§ TASK GOAL:
Print the listing below in its entirety, character for character.

§ EXERCISE INPUTS:
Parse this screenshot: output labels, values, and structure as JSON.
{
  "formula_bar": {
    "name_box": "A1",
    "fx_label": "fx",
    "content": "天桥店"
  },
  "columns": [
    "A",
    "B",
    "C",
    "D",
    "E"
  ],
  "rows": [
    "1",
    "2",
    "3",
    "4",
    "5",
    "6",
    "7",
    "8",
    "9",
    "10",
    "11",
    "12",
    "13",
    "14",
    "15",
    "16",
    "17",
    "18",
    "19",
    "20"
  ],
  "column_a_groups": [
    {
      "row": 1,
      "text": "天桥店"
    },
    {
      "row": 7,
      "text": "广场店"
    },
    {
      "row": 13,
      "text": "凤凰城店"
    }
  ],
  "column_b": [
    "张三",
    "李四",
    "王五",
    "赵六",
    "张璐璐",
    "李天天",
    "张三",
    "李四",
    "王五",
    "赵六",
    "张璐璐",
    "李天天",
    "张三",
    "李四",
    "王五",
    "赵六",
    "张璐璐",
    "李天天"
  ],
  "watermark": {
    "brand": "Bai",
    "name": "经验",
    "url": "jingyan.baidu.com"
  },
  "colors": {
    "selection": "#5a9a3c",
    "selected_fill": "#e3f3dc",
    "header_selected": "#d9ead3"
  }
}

§ EXERCISE RESULT:
Parse this screenshot: output labels, values, and structure as JSON.
{
  "formula_bar": {
    "name_box": "A1",
    "fx_label": "fx",
    "content": "天桥店"
  },
  "columns": [
    "A",
    "B",
    "C",
    "D",
    "E"
  ],
  "rows": [
    "1",
    "2",
    "3",
    "4",
    "5",
    "6",
    "7",
    "8",
    "9",
    "10",
    "11",
    "12",
    "13",
    "14",
    "15",
    "16",
    "17",
    "18",
    "19",
    "20"
  ],
  "column_a_groups": [
    {
      "row": 1,
      "text": "天桥店"
    },
    {
      "row": 7,
      "text": "广场店"
    },
    {
      "row": 13,
      "text": "凤凰城店"
    }
  ],
  "column_b": [
    "张三",
    "李四",
    "王五",
    "赵六",
    "张璐璐",
    "李天天",
    "张三",
    "李四",
    "王五",
    "赵六",
    "张璐璐",
    "李天天",
    "张三",
    "李四",
    "王五",
    "赵六",
    "张璐璐",
    "李天天"
  ],
  "watermark": {
    "brand": "Bai",
    "name": "经验",
    "url": "jingyan.baidu.com"
  },
  "colors": {
    "selection": "#5a9a3c",
    "selected_fill": "#e3f3dc",
    "header_selected": "#d9ead3"
  }
}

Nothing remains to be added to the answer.